In researching the family, one can quickly see how many times the female name Sarah appears in descendants of these two first families. Each of the John Butts had a Sarah for a wife. The name Sarah was given to a female child in several of the succeeding generations. A common nickname for a girl named Sarah was "Sallie."

The column for May 22 listed the twelve children of John Butt, Jr. and his wife, Sarah Gordon Butt, and the two children of John Butt, Jr. by his second wife, Rebecca Fleming, bringing John, Jr.'s total number of children to fourteen. Tracing some of these children a bit further to subsequent generations reveals some of the legacy left by the Butt family.

Eugene W. Butt was the sixth child of John, Jr. and Sarah Gordon Butt. He had the reputation of being the wealthiest man in Union County and had extensive land holdings. The story is told that his children often played with gold coins to entertain themselves. His daughter, Cora, married Dr. Juan Wellborn, a well-known medical doctor who practiced from their home on the square in Blairsville. His son Jewel Butt was known for his witty sayings and quick answers to questions, a philosopher of sorts.

James Allen Butt, Sr., fourth son of John, Jr. and Sarah Butt, served in the Confederacy in Smith's Legion and then transferred to the 65th Georgia Calvary.

He received wounds in the war during the battle of Atlanta, and suffered consequences health-wise for the rest of his life. However, he was able to render public service as County Commissioner when the courthouse on the square was erected in 1899.

James Allen Butt, Jr. married Ellen Owenby. He became a merchant and had a popular general mercantile store on the square in Blairsville. This store building later became a drug store, operated by James A. Butt, Jr.'s son, Sylvan Butt, pharmacist. Perhaps many remember, as I, going to the drug store as children and having an ice cream which Dr. Butt kept on dry ice until better means of storing ice cream came with electrical freezers.

Other children of James A. and Ellen Owenby Butt became educators. Their son Hubert Butt was a teacher and administrator at Young Harris Academy. Their daughter, Grapelle Butt Mock was a teacher at Union County High School and at schools in East Tennessee. I was privileged to have Mrs. Mock as a high school teacher, and appreciate the good instruction and positive influence she had on my life. The Grapelle Butt Mock house is now an annex to the Union County Historical Museum (the old court house) and is serving a good purpose as an interpretation center for mountain ways and life of past years.
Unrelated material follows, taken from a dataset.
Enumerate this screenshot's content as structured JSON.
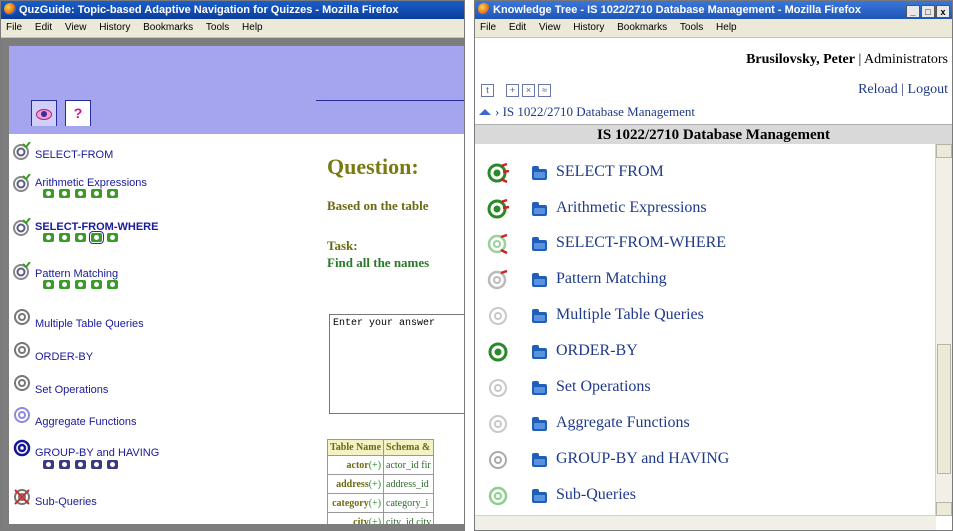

Mr. Ira Butt was the grandson of John Butt, Jr. His father was Thomas Butt. Ira Butt was the owner and editor of The North Georgia News for about seven decades from the early 1900's to the 1970's. His column "Did You Know?" was a popular feature, giving both historical and contemporary vignettes of happenings. During World War II, Editor Ira Butt was diligent in reporting on military men who had gone out from Union County to serve their country.

Other notable Butt descendants have been public servants. Archibald Blucher Butt, son of Jacob and Ruth Collins Butt, was a justice of the peace in Blairsville. His son, Claude Butt, was Union County Clerk of Court for over three decades. Dr. James A. Butts is a noted medical doctor in Gainesville. These three columns are but sketchy summaries of the contributions made to Union County and beyond by the descendants of John Butt, Sr. (1780-1843), farmer and miner.

c 2008 by Ethelene Dyer Jones; published June 5, 2008 in The Union Sentinel, Blairsville, GA. Reprinted by permission. All rights reserved.